Have you ever wondered what happens if astronauts encounter a failed attempt while leaving the shuttle? Space missions are undoubtedly risky endeavors, and astronaut safety is of paramount importance. In this article, we will delve into the contingency plans and emergency procedures that astronauts follow in case their attempt to leave the shuttle fails. Let’s explore the fascinating world of astronaut safety protocols and the measures taken to ensure their well-being in such challenging situations.
Importance of Astronaut Safety
When it comes to space exploration, the safety of astronauts is a top priority. These brave men and women risk their lives to push the boundaries of human knowledge and understanding. Space missions involve countless risks, including technical failures, malfunctions, and unexpected challenges. Therefore, meticulous planning and robust safety measures are essential to protect the lives of those venturing into the vastness of space.
Emergency Procedures on the Shuttle

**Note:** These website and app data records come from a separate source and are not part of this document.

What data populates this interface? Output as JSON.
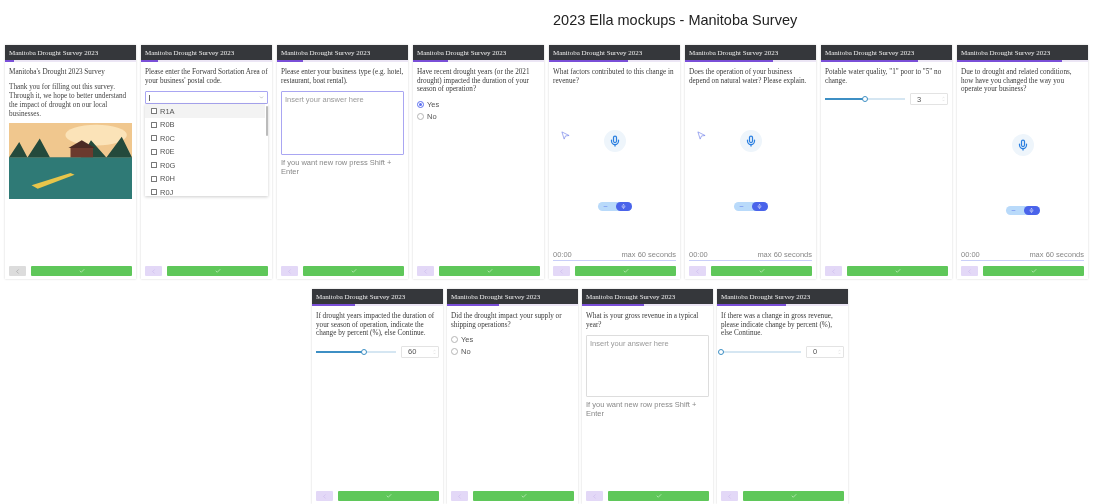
{
  "board": {
    "title": "2023 Ella mockups - Manitoba Survey"
  },
  "rows": [
    {
      "panels": [
        {
          "kind": "intro",
          "header": "Manitoba Drought Survey 2023",
          "progress": {
            "level": 0.07
          },
          "heading": "Manitoba's Drought 2023 Survey",
          "text": "Thank you for filling out this survey. Through it, we hope to better understand the impact of drought on our local businesses.",
          "back_disabled": true
        },
        {
          "kind": "dropdown",
          "header": "Manitoba Drought Survey 2023",
          "progress": {
            "level": 0.13
          },
          "question": "Please enter the Forward Sortation Area of your business' postal code.",
          "options": [
            {
              "label": "R1A",
              "checked": false,
              "selected": true
            },
            {
              "label": "R0B",
              "checked": false,
              "selected": false
            },
            {
              "label": "R0C",
              "checked": false,
              "selected": false
            },
            {
              "label": "R0E",
              "checked": false,
              "selected": false
            },
            {
              "label": "R0G",
              "checked": false,
              "selected": false
            },
            {
              "label": "R0H",
              "checked": false,
              "selected": false
            },
            {
              "label": "R0J",
              "checked": false,
              "selected": false
            }
          ],
          "back_disabled": false
        },
        {
          "kind": "text",
          "header": "Manitoba Drought Survey 2023",
          "progress": {
            "level": 0.2
          },
          "question": "Please enter your business type (e.g. hotel, restaurant, boat rental).",
          "placeholder": "Insert your answer here",
          "hint": "If you want new row press Shift + Enter",
          "focused": true,
          "back_disabled": false
        },
        {
          "kind": "radio",
          "header": "Manitoba Drought Survey 2023",
          "progress": {
            "level": 0.27
          },
          "question": "Have recent drought years (or the 2021 drought) impacted the duration of your season of operation?",
          "options": [
            {
              "label": "Yes",
              "selected": true
            },
            {
              "label": "No",
              "selected": false
            }
          ],
          "back_disabled": false
        },
        {
          "kind": "voice",
          "header": "Manitoba Drought Survey 2023",
          "progress": {
            "level": 0.6
          },
          "question": "What factors contributed to this change in revenue?",
          "cursor_shown": true,
          "time": "00:00",
          "limit": "max 60 seconds",
          "back_disabled": false
        },
        {
          "kind": "voice",
          "header": "Manitoba Drought Survey 2023",
          "progress": {
            "level": 0.67
          },
          "question": "Does the operation of your business depend on natural water? Please explain.",
          "cursor_shown": true,
          "time": "00:00",
          "limit": "max 60 seconds",
          "back_disabled": false
        },
        {
          "kind": "slider",
          "header": "Manitoba Drought Survey 2023",
          "progress": {
            "level": 0.74
          },
          "question": "Potable water quality, \"1\" poor to \"5\" no change.",
          "slider": {
            "level": 0.5
          },
          "value": "3",
          "back_disabled": false
        },
        {
          "kind": "voice",
          "header": "Manitoba Drought Survey 2023",
          "progress": {
            "level": 0.8
          },
          "question": "Due to drought and related conditions, how have you changed the way you operate your business?",
          "cursor_shown": false,
          "time": "00:00",
          "limit": "max 60 seconds",
          "back_disabled": false
        }
      ]
    },
    {
      "panels": [
        {
          "kind": "slider",
          "header": "Manitoba Drought Survey 2023",
          "progress": {
            "level": 0.33
          },
          "question": "If drought years impacted the duration of your season of operation, indicate the change by percent (%), else Continue.",
          "slider": {
            "level": 0.6
          },
          "value": "60",
          "back_disabled": false
        },
        {
          "kind": "radio",
          "header": "Manitoba Drought Survey 2023",
          "progress": {
            "level": 0.4
          },
          "question": "Did the drought impact your supply or shipping operations?",
          "options": [
            {
              "label": "Yes",
              "selected": false
            },
            {
              "label": "No",
              "selected": false
            }
          ],
          "back_disabled": false
        },
        {
          "kind": "text",
          "header": "Manitoba Drought Survey 2023",
          "progress": {
            "level": 0.47
          },
          "question": "What is your gross revenue in a typical year?",
          "placeholder": "Insert your answer here",
          "hint": "If you want new row press Shift + Enter",
          "focused": false,
          "back_disabled": false
        },
        {
          "kind": "slider",
          "header": "Manitoba Drought Survey 2023",
          "progress": {
            "level": 0.53
          },
          "question": "If there was a change in gross revenue, please indicate change by percent (%), else Continue.",
          "slider": {
            "level": 0
          },
          "value": "0",
          "back_disabled": false
        }
      ]
    }
  ]
}
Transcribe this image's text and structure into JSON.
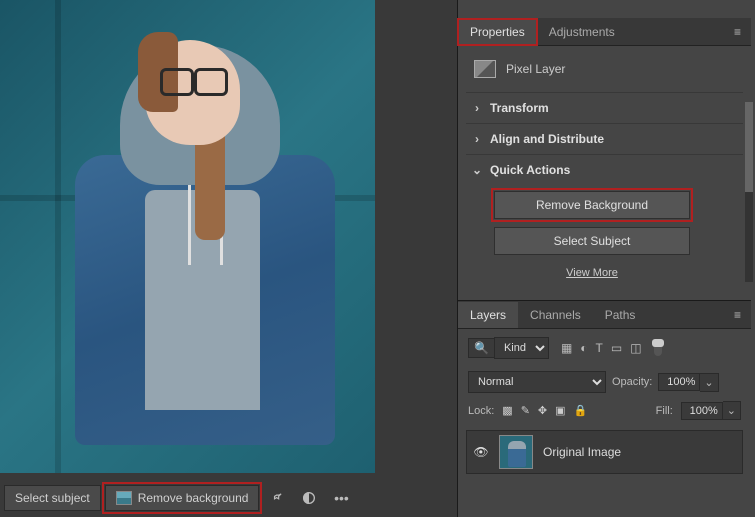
{
  "context_bar": {
    "select_subject": "Select subject",
    "remove_background": "Remove background"
  },
  "properties_panel": {
    "tabs": {
      "properties": "Properties",
      "adjustments": "Adjustments"
    },
    "layer_type": "Pixel Layer",
    "sections": {
      "transform": "Transform",
      "align": "Align and Distribute",
      "quick_actions": "Quick Actions"
    },
    "quick_actions": {
      "remove_background": "Remove Background",
      "select_subject": "Select Subject",
      "view_more": "View More"
    }
  },
  "layers_panel": {
    "tabs": {
      "layers": "Layers",
      "channels": "Channels",
      "paths": "Paths"
    },
    "filter_kind": "Kind",
    "blend_mode": "Normal",
    "opacity_label": "Opacity:",
    "opacity_value": "100%",
    "lock_label": "Lock:",
    "fill_label": "Fill:",
    "fill_value": "100%",
    "layers": [
      {
        "name": "Original Image"
      }
    ]
  }
}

Before we delve into the contingency plans for failed attempts, it’s crucial to understand the emergency procedures followed on the shuttle. Astronauts undergo rigorous training to handle various emergency situations. These procedures are designed to minimize risk and ensure their survival in critical scenarios.
During launch, the shuttle is equipped with escape systems, such as the ejection seats or crew escape module, which can be activated in case of a catastrophic failure. However, once in orbit, leaving the shuttle becomes a more complicated process.
Contingency Plans in Case of a Failed Attempt
In the event of a failed attempt to leave the shuttle, astronauts rely on a series of contingency plans to ensure their safety and return to Earth. These plans are carefully crafted and extensively practiced to account for different scenarios and challenges that may arise.
1. Mission Control Communication
Communication with mission control is crucial in any emergency situation. Astronauts immediately notify mission control of the failed attempt, providing essential information and receiving instructions. Mission control plays a vital role in guiding the astronauts through the subsequent steps and coordinating the necessary resources to resolve the situation.
2. Troubleshooting and Repairs
Astronauts are highly trained in troubleshooting and repairing various systems on the shuttle. In case of a failed attempt, they assess the situation, identify the underlying issue, and attempt to rectify it. Through their extensive training and expertise, they can resolve many problems and restore the shuttle’s functionality.
3. Emergency Return to Earth
If the failed attempt cannot be rectified onboard, astronauts may need to consider an emergency return to Earth. This involves carefully planning a trajectory to ensure a safe reentry into the Earth’s atmosphere. Emergency return procedures are designed to bring the crew back to Earth quickly and safely, minimizing the risks associated with extended stays in space.
4. Utilizing Rescue Vehicles
In certain scenarios, rescue vehicles, such as the Soyuz spacecraft, can be utilized to evacuate astronauts from the shuttle. These vehicles serve as lifeboats in case of emergencies and are capable of returning the crew to Earth independently. Astronauts are trained in the operation of these vehicles to ensure their safe use in critical situations.
FAQ: Frequently Asked Questions
Q1: Can astronauts manually open the shuttle doors if their attempt fails?
No, astronauts cannot manually open the shuttle doors. The doors are typically operated electronically or through automated systems. In case of a failed attempt, troubleshooting and repairs are the primary focus to rectify the situation.
Q2: How long can astronauts survive onboard the shuttle if they are unable to leave?
The shuttle is designed to sustain astronauts for extended periods, ranging from a few weeks to several months. The exact duration depends on the available resources, including food, water, and life support systems. However, in case of a failed attempt, emergency return procedures are initiated to bring the crew back to Earth as soon as possible.
Q3: What happens if the shuttle’s systems fail completely?
In the unlikely event of a complete failure of the shuttle’s systems, astronauts rely on backup systems and contingency plans. These plans include utilizing rescue vehicles, such as the Soyuz spacecraft, or coordinating with other space agencies for assistance. The safety of the crew remains paramount, and every effort is made to ensure their return to Earth.
In the vastness of space, the safety of astronauts is of utmost importance. When faced with a failed attempt to leave the shuttle, astronauts rely on a comprehensive set of contingency plans and emergency procedures. Through meticulous training, troubleshooting, and utilizing rescue vehicles, astronauts ensure their safety and return to Earth. The ingenuity and dedication of space agencies around the world continue to push the boundaries of human exploration, while always prioritizing the well-being of those who venture into the unknown.